Data START

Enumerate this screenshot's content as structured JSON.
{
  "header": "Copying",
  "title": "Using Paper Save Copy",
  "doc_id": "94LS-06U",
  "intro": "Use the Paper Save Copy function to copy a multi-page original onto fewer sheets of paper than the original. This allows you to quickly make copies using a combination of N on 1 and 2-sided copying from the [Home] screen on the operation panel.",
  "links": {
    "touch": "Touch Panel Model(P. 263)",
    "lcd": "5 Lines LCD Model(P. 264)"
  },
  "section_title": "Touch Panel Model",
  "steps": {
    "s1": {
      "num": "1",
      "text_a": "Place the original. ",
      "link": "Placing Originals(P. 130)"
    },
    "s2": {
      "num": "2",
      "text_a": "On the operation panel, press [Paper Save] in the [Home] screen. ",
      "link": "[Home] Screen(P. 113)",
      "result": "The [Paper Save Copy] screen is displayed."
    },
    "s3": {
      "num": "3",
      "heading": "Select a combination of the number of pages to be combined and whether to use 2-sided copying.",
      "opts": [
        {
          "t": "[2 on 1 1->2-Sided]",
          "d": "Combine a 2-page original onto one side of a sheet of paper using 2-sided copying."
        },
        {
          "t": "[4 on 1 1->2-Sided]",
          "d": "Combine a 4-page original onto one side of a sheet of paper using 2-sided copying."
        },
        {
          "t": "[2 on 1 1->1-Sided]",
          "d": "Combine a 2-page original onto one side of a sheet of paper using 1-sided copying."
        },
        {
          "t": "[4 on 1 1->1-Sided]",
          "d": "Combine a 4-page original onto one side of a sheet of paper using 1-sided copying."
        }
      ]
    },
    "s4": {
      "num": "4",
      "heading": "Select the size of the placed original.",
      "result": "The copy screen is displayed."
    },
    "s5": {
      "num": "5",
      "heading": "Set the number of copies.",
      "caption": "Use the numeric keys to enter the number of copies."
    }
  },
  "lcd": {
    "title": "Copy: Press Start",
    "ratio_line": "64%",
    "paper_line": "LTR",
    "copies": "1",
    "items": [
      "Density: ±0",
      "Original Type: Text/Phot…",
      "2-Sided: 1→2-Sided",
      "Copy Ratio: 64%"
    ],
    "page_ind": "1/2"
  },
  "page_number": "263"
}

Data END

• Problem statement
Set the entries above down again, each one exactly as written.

• Answer box
Enumerate this screenshot's content as structured JSON.
{
  "header": "Copying",
  "title": "Using Paper Save Copy",
  "doc_id": "94LS-06U",
  "intro": "Use the Paper Save Copy function to copy a multi-page original onto fewer sheets of paper than the original. This allows you to quickly make copies using a combination of N on 1 and 2-sided copying from the [Home] screen on the operation panel.",
  "links": {
    "touch": "Touch Panel Model(P. 263)",
    "lcd": "5 Lines LCD Model(P. 264)"
  },
  "section_title": "Touch Panel Model",
  "steps": {
    "s1": {
      "num": "1",
      "text_a": "Place the original. ",
      "link": "Placing Originals(P. 130)"
    },
    "s2": {
      "num": "2",
      "text_a": "On the operation panel, press [Paper Save] in the [Home] screen. ",
      "link": "[Home] Screen(P. 113)",
      "result": "The [Paper Save Copy] screen is displayed."
    },
    "s3": {
      "num": "3",
      "heading": "Select a combination of the number of pages to be combined and whether to use 2-sided copying.",
      "opts": [
        {
          "t": "[2 on 1 1->2-Sided]",
          "d": "Combine a 2-page original onto one side of a sheet of paper using 2-sided copying."
        },
        {
          "t": "[4 on 1 1->2-Sided]",
          "d": "Combine a 4-page original onto one side of a sheet of paper using 2-sided copying."
        },
        {
          "t": "[2 on 1 1->1-Sided]",
          "d": "Combine a 2-page original onto one side of a sheet of paper using 1-sided copying."
        },
        {
          "t": "[4 on 1 1->1-Sided]",
          "d": "Combine a 4-page original onto one side of a sheet of paper using 1-sided copying."
        }
      ]
    },
    "s4": {
      "num": "4",
      "heading": "Select the size of the placed original.",
      "result": "The copy screen is displayed."
    },
    "s5": {
      "num": "5",
      "heading": "Set the number of copies.",
      "caption": "Use the numeric keys to enter the number of copies."
    }
  },
  "lcd": {
    "title": "Copy: Press Start",
    "ratio_line": "64%",
    "paper_line": "LTR",
    "copies": "1",
    "items": [
      "Density: ±0",
      "Original Type: Text/Phot…",
      "2-Sided: 1→2-Sided",
      "Copy Ratio: 64%"
    ],
    "page_ind": "1/2"
  },
  "page_number": "263"
}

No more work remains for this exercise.